(Web page and app entries)
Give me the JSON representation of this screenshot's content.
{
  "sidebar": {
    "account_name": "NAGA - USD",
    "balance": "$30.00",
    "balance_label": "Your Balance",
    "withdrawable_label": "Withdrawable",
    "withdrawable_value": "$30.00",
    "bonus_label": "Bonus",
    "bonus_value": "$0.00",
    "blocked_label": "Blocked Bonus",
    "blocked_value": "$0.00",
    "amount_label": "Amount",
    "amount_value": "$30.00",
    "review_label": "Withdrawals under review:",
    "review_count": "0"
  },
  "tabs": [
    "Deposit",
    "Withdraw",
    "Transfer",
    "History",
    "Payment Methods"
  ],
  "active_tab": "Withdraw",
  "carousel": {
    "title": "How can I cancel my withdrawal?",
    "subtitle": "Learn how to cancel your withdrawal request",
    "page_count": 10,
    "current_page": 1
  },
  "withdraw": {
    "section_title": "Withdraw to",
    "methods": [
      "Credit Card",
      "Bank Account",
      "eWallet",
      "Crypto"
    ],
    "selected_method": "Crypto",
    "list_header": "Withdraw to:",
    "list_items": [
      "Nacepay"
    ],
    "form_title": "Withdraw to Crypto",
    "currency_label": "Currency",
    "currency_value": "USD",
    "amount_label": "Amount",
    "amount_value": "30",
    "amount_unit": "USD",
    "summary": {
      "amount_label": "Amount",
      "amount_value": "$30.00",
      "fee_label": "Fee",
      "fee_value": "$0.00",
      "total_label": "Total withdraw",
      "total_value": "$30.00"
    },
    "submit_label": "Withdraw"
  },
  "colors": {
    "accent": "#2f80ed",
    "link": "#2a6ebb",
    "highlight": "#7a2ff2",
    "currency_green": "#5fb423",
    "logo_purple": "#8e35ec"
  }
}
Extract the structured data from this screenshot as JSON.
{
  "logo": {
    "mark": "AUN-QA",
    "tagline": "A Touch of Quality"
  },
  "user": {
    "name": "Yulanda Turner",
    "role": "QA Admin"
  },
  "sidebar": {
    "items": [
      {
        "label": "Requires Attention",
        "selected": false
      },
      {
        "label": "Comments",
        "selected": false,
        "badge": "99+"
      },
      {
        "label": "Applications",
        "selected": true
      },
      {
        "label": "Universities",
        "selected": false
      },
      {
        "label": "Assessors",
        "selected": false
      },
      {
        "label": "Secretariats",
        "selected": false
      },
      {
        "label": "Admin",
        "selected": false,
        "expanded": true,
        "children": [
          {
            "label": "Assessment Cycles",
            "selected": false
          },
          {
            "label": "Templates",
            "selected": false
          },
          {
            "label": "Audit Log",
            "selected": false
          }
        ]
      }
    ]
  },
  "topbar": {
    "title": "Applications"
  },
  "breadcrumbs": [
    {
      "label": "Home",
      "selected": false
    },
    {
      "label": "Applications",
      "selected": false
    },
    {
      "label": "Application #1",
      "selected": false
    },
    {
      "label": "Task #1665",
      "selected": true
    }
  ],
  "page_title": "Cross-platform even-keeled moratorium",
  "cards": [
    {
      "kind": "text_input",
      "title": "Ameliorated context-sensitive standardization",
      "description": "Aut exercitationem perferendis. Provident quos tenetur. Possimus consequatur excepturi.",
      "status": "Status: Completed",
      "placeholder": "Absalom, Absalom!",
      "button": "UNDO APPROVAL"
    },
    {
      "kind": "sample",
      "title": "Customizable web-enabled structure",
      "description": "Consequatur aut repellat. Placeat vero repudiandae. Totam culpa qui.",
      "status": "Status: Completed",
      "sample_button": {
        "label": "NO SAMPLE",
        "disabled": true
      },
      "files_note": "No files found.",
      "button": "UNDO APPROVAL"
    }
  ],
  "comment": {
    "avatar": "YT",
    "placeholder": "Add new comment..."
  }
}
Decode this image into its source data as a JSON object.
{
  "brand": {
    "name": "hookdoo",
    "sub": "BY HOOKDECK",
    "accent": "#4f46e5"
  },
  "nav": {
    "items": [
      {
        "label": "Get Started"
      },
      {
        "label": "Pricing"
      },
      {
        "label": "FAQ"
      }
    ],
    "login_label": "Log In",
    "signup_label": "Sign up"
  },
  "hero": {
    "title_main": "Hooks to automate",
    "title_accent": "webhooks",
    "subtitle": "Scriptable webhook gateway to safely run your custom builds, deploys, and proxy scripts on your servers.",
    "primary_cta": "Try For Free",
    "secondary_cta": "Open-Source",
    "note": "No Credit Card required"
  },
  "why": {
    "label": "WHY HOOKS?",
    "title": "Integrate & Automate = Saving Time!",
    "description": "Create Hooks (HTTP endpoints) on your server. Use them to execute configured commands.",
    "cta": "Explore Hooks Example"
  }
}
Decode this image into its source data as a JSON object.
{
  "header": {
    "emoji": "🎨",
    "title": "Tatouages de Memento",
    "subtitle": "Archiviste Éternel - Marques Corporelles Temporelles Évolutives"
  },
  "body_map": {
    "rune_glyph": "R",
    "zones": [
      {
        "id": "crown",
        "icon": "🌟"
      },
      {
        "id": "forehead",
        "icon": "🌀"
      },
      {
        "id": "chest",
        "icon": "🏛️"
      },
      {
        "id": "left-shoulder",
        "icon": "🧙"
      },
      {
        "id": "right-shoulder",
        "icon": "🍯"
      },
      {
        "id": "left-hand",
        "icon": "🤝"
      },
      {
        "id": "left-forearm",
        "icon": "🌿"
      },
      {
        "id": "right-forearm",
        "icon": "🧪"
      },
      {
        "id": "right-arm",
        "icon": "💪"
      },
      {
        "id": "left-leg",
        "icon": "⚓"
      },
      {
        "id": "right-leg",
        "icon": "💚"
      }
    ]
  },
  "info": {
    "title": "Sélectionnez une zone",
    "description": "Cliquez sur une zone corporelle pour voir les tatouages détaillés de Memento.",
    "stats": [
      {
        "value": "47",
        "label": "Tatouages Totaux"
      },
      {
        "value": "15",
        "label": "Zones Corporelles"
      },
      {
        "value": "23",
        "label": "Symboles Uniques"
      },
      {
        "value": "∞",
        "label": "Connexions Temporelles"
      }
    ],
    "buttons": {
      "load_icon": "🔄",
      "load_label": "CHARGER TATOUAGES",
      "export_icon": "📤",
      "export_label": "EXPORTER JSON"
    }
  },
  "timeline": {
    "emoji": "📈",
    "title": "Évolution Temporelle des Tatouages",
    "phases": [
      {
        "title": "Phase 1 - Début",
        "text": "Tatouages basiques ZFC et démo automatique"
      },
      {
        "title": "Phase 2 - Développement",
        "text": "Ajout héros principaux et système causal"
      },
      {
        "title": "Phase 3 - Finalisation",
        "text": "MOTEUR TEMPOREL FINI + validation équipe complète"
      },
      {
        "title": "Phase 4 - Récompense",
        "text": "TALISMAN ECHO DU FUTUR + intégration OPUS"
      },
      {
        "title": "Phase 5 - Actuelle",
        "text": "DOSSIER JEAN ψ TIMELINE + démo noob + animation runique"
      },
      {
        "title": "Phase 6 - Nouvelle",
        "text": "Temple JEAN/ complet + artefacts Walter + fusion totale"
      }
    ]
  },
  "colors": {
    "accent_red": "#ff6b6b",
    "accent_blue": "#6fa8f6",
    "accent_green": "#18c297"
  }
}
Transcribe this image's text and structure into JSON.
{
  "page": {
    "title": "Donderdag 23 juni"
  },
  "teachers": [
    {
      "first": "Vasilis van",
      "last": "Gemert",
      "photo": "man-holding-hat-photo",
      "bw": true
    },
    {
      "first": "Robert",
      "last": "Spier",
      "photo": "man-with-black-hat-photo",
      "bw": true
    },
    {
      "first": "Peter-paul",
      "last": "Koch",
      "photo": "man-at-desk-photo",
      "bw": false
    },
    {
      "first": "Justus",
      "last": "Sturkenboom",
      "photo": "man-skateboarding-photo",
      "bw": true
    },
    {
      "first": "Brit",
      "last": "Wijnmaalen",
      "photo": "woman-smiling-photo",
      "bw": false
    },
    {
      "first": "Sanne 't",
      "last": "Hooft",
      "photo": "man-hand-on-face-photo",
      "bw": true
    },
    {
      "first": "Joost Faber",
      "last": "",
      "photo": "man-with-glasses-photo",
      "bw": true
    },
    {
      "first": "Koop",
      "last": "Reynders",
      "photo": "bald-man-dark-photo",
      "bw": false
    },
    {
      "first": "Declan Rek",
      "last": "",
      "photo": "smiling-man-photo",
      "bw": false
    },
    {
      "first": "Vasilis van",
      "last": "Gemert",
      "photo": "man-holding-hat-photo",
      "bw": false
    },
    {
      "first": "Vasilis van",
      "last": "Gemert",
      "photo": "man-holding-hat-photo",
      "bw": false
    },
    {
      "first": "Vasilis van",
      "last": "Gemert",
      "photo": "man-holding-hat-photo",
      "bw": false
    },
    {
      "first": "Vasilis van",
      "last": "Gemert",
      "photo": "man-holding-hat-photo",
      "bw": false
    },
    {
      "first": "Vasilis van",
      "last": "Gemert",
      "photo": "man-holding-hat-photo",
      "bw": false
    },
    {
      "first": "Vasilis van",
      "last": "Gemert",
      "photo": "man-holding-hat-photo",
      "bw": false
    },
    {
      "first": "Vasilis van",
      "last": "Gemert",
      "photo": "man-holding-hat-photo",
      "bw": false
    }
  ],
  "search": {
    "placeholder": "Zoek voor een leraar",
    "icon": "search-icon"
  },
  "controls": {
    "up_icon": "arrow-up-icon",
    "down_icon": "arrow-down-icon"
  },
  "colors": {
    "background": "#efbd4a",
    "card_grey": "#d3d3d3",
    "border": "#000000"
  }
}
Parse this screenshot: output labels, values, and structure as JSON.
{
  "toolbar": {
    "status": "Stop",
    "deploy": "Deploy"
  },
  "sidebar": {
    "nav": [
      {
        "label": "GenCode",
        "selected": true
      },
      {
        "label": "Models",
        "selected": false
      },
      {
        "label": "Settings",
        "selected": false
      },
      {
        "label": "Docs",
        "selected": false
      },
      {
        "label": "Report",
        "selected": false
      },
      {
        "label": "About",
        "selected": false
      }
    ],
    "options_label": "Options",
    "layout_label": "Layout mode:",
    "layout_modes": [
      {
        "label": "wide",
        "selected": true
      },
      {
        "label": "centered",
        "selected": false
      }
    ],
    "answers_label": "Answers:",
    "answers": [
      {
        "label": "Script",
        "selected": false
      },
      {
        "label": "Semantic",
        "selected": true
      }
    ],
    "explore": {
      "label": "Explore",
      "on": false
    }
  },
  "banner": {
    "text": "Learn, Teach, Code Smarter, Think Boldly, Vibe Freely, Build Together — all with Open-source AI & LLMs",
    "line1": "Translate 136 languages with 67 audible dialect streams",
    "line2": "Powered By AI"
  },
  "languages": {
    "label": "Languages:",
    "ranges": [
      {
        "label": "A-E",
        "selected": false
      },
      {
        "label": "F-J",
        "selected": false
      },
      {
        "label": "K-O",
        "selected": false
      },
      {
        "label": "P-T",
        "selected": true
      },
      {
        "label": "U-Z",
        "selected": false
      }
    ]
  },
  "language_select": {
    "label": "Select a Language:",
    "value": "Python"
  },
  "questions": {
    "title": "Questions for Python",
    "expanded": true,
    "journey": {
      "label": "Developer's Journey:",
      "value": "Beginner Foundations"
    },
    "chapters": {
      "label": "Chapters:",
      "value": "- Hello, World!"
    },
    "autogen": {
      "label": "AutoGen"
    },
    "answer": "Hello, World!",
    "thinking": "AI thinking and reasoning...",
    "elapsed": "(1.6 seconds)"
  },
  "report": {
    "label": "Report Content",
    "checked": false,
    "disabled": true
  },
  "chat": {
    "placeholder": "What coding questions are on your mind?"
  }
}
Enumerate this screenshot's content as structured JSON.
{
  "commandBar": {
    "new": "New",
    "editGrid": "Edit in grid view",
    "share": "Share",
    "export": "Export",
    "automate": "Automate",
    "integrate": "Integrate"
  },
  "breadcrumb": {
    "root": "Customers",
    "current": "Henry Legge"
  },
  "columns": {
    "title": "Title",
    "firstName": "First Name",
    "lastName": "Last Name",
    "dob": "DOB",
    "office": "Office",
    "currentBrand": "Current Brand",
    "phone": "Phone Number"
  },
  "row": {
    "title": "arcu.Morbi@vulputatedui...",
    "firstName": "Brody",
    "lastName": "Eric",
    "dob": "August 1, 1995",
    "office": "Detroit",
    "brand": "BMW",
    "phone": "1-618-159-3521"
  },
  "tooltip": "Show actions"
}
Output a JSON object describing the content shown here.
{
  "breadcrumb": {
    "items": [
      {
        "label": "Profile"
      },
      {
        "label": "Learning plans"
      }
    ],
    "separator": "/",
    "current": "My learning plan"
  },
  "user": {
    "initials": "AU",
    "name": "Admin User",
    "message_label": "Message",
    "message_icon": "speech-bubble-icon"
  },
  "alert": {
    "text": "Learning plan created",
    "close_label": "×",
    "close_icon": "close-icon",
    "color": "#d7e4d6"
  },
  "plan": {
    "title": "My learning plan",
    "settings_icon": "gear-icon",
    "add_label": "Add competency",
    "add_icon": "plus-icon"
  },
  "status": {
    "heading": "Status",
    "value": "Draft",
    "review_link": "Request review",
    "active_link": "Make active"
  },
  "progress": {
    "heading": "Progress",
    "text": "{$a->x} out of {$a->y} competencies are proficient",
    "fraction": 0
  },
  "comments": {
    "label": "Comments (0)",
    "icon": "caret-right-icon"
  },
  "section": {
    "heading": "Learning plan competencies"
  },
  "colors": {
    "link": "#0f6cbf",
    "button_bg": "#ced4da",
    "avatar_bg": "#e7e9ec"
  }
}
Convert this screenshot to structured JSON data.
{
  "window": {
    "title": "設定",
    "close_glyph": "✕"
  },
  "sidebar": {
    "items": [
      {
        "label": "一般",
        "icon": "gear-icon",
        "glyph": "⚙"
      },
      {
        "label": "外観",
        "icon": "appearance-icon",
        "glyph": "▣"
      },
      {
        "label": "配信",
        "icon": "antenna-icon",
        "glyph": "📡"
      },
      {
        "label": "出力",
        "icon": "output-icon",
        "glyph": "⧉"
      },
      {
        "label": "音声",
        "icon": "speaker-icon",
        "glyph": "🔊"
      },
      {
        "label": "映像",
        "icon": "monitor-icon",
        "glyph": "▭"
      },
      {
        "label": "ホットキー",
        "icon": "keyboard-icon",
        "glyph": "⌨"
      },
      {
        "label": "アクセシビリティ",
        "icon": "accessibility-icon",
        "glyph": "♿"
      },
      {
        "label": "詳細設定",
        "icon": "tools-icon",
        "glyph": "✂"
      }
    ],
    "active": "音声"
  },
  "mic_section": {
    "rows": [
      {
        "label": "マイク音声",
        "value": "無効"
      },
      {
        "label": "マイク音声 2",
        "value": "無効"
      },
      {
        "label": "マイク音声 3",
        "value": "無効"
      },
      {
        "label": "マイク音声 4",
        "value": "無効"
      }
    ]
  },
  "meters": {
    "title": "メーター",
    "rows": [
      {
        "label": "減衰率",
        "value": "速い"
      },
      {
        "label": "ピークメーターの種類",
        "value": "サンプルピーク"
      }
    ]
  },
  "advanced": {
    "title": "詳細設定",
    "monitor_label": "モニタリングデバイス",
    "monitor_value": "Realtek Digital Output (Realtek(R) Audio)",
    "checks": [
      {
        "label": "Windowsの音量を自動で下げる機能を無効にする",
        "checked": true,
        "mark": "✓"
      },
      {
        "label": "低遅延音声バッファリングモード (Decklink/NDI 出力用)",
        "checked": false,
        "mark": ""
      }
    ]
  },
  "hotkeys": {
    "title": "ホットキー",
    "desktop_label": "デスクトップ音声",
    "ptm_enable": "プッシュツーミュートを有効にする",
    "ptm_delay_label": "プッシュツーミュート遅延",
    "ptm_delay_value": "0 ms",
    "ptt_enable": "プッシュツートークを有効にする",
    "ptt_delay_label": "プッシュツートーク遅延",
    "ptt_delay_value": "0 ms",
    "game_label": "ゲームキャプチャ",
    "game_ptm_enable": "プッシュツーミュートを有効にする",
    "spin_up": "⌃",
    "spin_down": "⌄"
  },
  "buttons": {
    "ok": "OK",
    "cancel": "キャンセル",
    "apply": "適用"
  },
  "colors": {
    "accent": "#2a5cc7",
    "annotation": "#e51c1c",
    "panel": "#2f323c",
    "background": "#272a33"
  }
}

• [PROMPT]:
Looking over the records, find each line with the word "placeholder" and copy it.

• [OUTPUT FOR THIS EXERCISE]:
      "placeholder": "Absalom, Absalom!",
    "placeholder": "Add new comment..."
    "placeholder": "Zoek voor een leraar",
    "placeholder": "What coding questions are on your mind?"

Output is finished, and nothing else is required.